# [Exercise instructions]
Could you write out every record below exactly, leaving out any pictures?

# [Given information]

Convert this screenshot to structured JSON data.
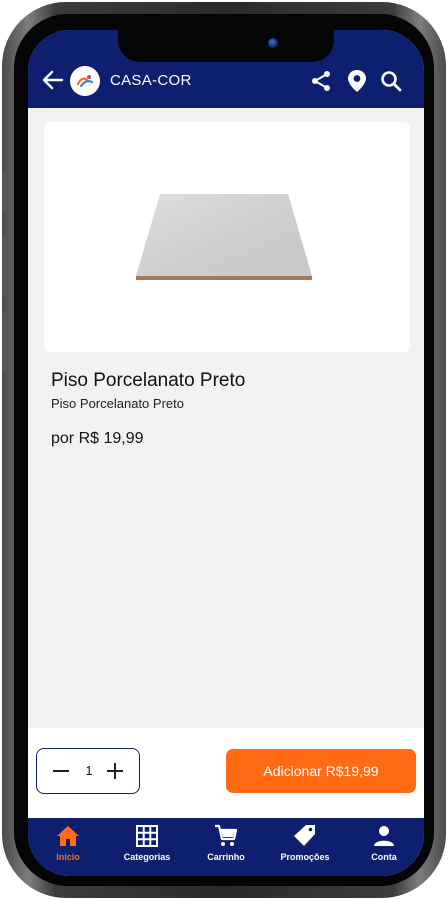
{
  "header": {
    "title": "CASA-COR"
  },
  "product": {
    "name": "Piso Porcelanato Preto",
    "subtitle": "Piso Porcelanato Preto",
    "price": "por R$ 19,99"
  },
  "purchase": {
    "quantity": "1",
    "add_button_label": "Adicionar R$19,99"
  },
  "nav": {
    "items": [
      {
        "label": "Início",
        "active": true
      },
      {
        "label": "Categorias"
      },
      {
        "label": "Carrinho"
      },
      {
        "label": "Promoções"
      },
      {
        "label": "Conta"
      }
    ]
  },
  "colors": {
    "brand_navy": "#0d1f6e",
    "accent_orange": "#ff6a13"
  }
}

# [Output of the exercise]
Convert this screenshot to structured JSON data.
{
  "header": {
    "title": "CASA-COR"
  },
  "product": {
    "name": "Piso Porcelanato Preto",
    "subtitle": "Piso Porcelanato Preto",
    "price": "por R$ 19,99"
  },
  "purchase": {
    "quantity": "1",
    "add_button_label": "Adicionar R$19,99"
  },
  "nav": {
    "items": [
      {
        "label": "Início",
        "active": true
      },
      {
        "label": "Categorias"
      },
      {
        "label": "Carrinho"
      },
      {
        "label": "Promoções"
      },
      {
        "label": "Conta"
      }
    ]
  },
  "colors": {
    "brand_navy": "#0d1f6e",
    "accent_orange": "#ff6a13"
  }
}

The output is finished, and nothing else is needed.